The annotation for each reference will be one page in length. The bibliography should be double-spaced, with a title page. Please use a Times, or Times Roman 12-point font, with one-inch margins. The first page should be a concise statement of the topic. Each entry should appear on a separate page, with the bibliographic information at the top. The student should summarize the content of the source in his or her own words. Keep direct quotations to a minimum. The other significant part of the annotation will be a critical assessment. Some questions that you might consider as you prepare the annotations include the following:

What was the goal of the project and the survey strategy?

Was this a multi-period survey or was it more limited in scope?

How well does the author deal with the geographic and/or environmental component?

What role, if any, did GIS play in the analysis?

What were the results of the survey?

The purpose of this exercise is to familiarize you with techniques for doing library research on survey archaeology of a particular region. Articles or book chapters that form part of the course readings are not to be included in your bibliography; however, you may use other reports, articles, or books about the projects that we discuss. Be prepared to report briefly on your progress on this project at the workshop in October. Project is due Friday, December 9.

Course Delivery System (CDS):

Located at:, the CDS is a venue for real-time synchronous broadcasting of the course lecturers, with a real-time chat feature for students and faculty, and the ability to post outlines, instructions, images, and links for use before, during and after class. Both the faculty and students use this venue to conduct the class, record what happens in the class, and as a forum for questions and discussion. Designed for inter-institutional courses offered by the ACS in classics and archaeology, the ACS Tech Center has generously volunteered the server for the use of the CGMA course. Logins and passwords will be distributed to each student and faculty member for the CDS.


Web-sites of interest:

CASA: Center for Applied Spatial Analysis:

GIS Guide to Good Practice (1998)

GIS in Archaeology Bibliography (1995)

Madaba Plains Project: Archaeological Survey Manual (Oct. 1997):

VISTA: Visual and Spatial Technology Centre (2003)


Technical requirements for conducting the course


1. The room should have one computer for each student in the class. The computer should be fitted with the browser and media software listed as required on the Course Delivery System Requirements Page (

2. The room should have a speakerphone, so that there is a means of communication between the instructor and students in case the network goes out, as well as a means for students to call in when they need to deliver a report.
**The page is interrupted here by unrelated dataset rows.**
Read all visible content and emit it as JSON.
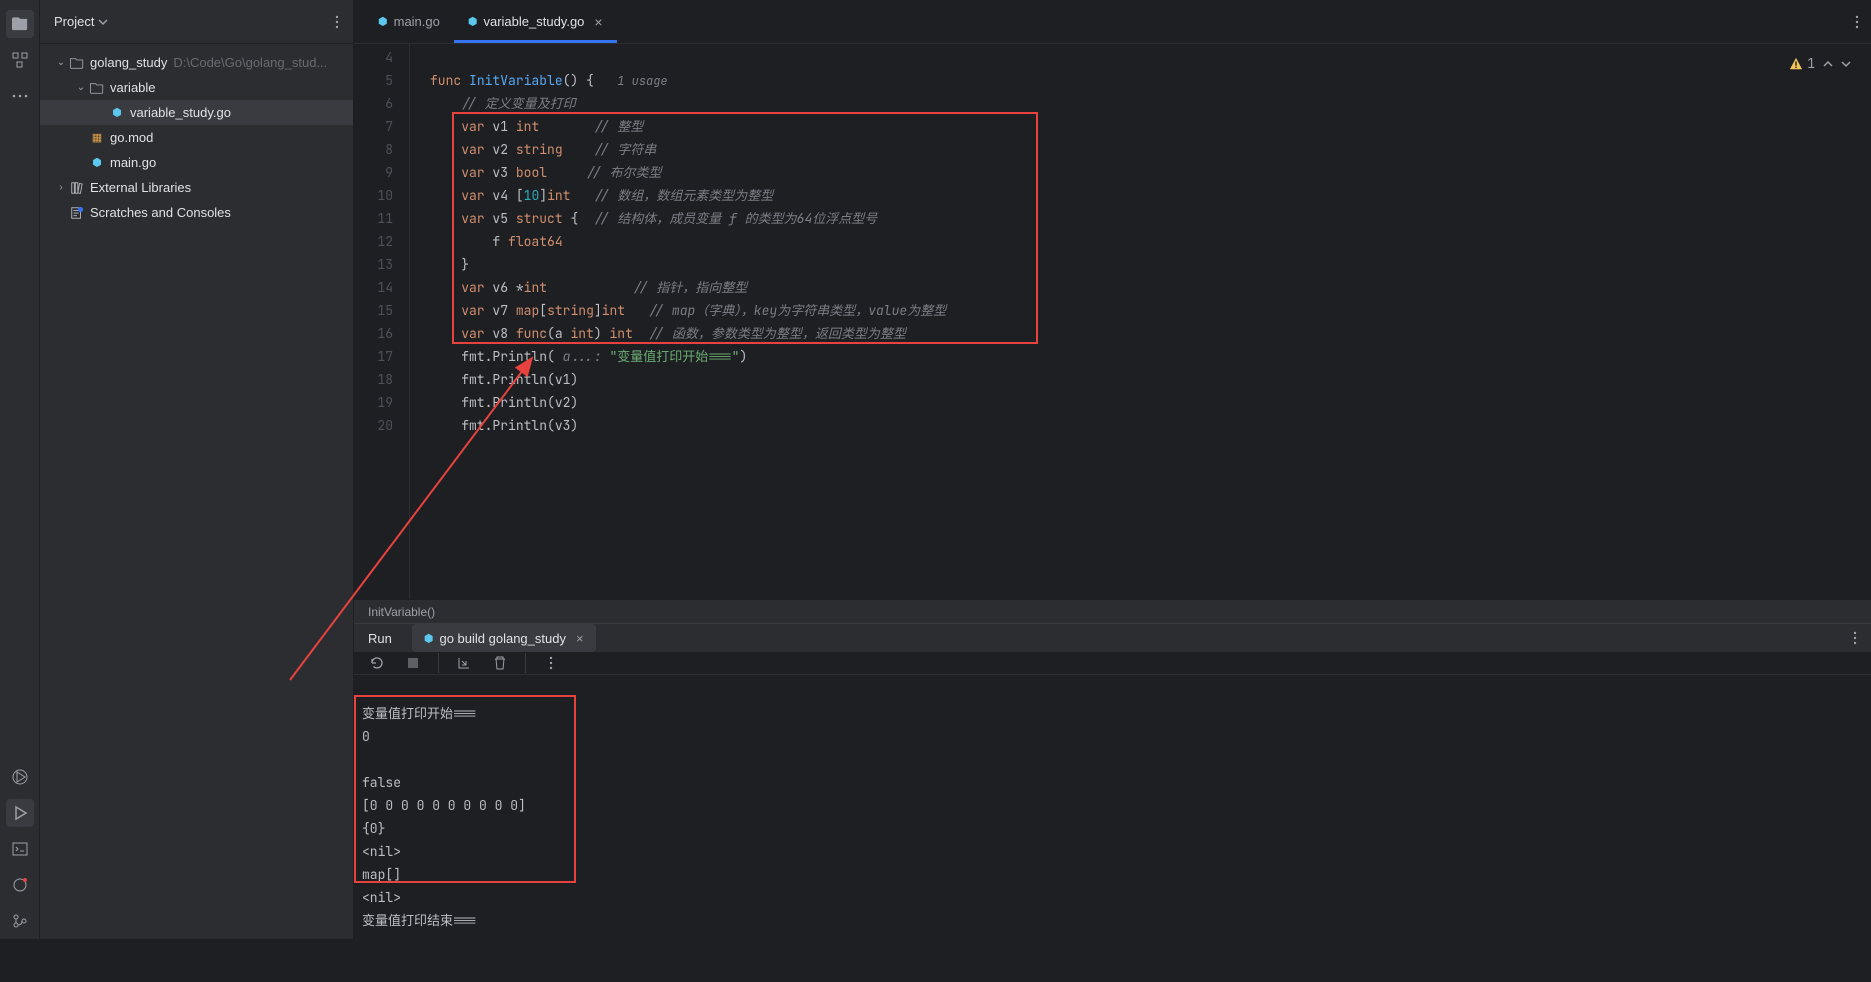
{
  "project": {
    "header": "Project",
    "root": {
      "name": "golang_study",
      "path": "D:\\Code\\Go\\golang_stud..."
    },
    "variable_folder": "variable",
    "variable_file": "variable_study.go",
    "go_mod": "go.mod",
    "main_go": "main.go",
    "ext_lib": "External Libraries",
    "scratches": "Scratches and Consoles"
  },
  "tabs": {
    "main": "main.go",
    "variable": "variable_study.go"
  },
  "warnings": {
    "count": "1"
  },
  "gutter": [
    "4",
    "5",
    "6",
    "7",
    "8",
    "9",
    "10",
    "11",
    "12",
    "13",
    "14",
    "15",
    "16",
    "17",
    "18",
    "19",
    "20"
  ],
  "code": {
    "l5": {
      "func_kw": "func",
      "name": "InitVariable",
      "paren_brace": "() {",
      "usage": "1 usage"
    },
    "l6": {
      "comment": "// 定义变量及打印"
    },
    "l7": {
      "var": "var",
      "id": "v1",
      "type": "int",
      "comment": "// 整型"
    },
    "l8": {
      "var": "var",
      "id": "v2",
      "type": "string",
      "comment": "// 字符串"
    },
    "l9": {
      "var": "var",
      "id": "v3",
      "type": "bool",
      "comment": "// 布尔类型"
    },
    "l10": {
      "var": "var",
      "id": "v4",
      "open": "[",
      "size": "10",
      "close": "]",
      "type": "int",
      "comment": "// 数组，数组元素类型为整型"
    },
    "l11": {
      "var": "var",
      "id": "v5",
      "struct_kw": "struct",
      "brace": " {",
      "comment": "// 结构体，成员变量 f 的类型为64位浮点型号"
    },
    "l12": {
      "f": "f",
      "type": "float64"
    },
    "l13": {
      "brace": "}"
    },
    "l14": {
      "var": "var",
      "id": "v6",
      "star": "*",
      "type": "int",
      "comment": "// 指针，指向整型"
    },
    "l15": {
      "var": "var",
      "id": "v7",
      "map_kw": "map",
      "open": "[",
      "ktype": "string",
      "close": "]",
      "vtype": "int",
      "comment": "// map（字典），key为字符串类型，value为整型"
    },
    "l16": {
      "var": "var",
      "id": "v8",
      "func_kw": "func",
      "open": "(a ",
      "ptype": "int",
      "close": ") ",
      "rtype": "int",
      "comment": "// 函数，参数类型为整型，返回类型为整型"
    },
    "l17": {
      "fmt": "fmt",
      "dot": ".",
      "fn": "Println",
      "open": "(",
      "hint": " a...: ",
      "str": "\"变量值打印开始===\"",
      "close": ")"
    },
    "l18": {
      "fmt": "fmt",
      "dot": ".",
      "fn": "Println",
      "arg": "(v1)"
    },
    "l19": {
      "fmt": "fmt",
      "dot": ".",
      "fn": "Println",
      "arg": "(v2)"
    },
    "l20": {
      "fmt": "fmt",
      "dot": ".",
      "fn": "Println",
      "arg": "(v3)"
    }
  },
  "breadcrumb": "InitVariable()",
  "run": {
    "label": "Run",
    "tab": "go build golang_study"
  },
  "console": {
    "l1": "变量值打印开始===",
    "l2": "0",
    "l3": "",
    "l4": "false",
    "l5": "[0 0 0 0 0 0 0 0 0 0]",
    "l6": "{0}",
    "l7": "<nil>",
    "l8": "map[]",
    "l9": "<nil>",
    "l10": "变量值打印结束==="
  }
}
In case of network outage or computer problems, we conduct the class via conference-call.

3. The room should have a large table, and enough space for students to gather around and spread out books and maps
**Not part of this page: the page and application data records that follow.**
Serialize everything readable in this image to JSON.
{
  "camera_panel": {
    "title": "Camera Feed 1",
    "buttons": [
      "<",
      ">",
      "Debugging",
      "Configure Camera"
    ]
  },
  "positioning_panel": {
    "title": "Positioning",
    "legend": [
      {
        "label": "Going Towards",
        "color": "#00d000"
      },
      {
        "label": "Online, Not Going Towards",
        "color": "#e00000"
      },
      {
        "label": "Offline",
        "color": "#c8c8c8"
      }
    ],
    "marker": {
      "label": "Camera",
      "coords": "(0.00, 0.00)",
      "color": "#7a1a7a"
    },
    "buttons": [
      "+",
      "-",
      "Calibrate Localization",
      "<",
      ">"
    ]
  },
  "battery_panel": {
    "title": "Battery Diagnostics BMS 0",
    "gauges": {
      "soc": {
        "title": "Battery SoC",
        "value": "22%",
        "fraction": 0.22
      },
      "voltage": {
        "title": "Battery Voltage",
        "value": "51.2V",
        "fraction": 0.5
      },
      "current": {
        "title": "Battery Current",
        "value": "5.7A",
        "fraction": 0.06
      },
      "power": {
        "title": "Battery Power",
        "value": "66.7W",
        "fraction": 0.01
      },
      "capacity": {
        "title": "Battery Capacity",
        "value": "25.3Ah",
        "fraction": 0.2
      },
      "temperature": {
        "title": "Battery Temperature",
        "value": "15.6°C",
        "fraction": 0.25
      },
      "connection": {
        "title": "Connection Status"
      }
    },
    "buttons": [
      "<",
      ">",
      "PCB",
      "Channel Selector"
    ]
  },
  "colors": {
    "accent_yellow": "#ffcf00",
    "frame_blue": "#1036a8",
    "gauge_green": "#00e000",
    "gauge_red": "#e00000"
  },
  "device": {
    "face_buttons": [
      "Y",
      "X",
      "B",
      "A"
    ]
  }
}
For the class practicum and class assignments, students need regular access (either on their own machines or in labs) to:
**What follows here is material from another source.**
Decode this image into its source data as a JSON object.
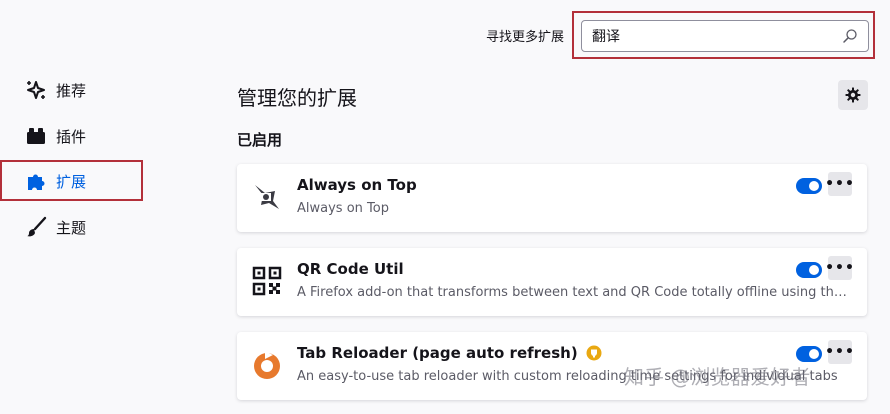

1. High-speed Internet

2. At least one hand-held GPS receiver (any brand will do; this is for training and practicum purposes).

3. Access to a basic flatbed scanner, to turn paper map documents to digital raster maps.

4. Software for the practicum: word-processing software, drawing software (e.g., Illustrator or Canvas), database software (e.g., Filemaker), and GIS software (ArcGIS 8.x or above).




List of 2005 student class members:


DePauw University

            Katherine Birge             

            Meredith Coats             

Sarah Hartley                

Rachel Wolff                 


Rhodes College

            Andrew Willey             

James Sykes                  

Stella Askin                   

Kiera Nowacki              


College of Wooster

            Katherine B. Duffus     

Emily M. Long                                     

Rhian A. Stotts.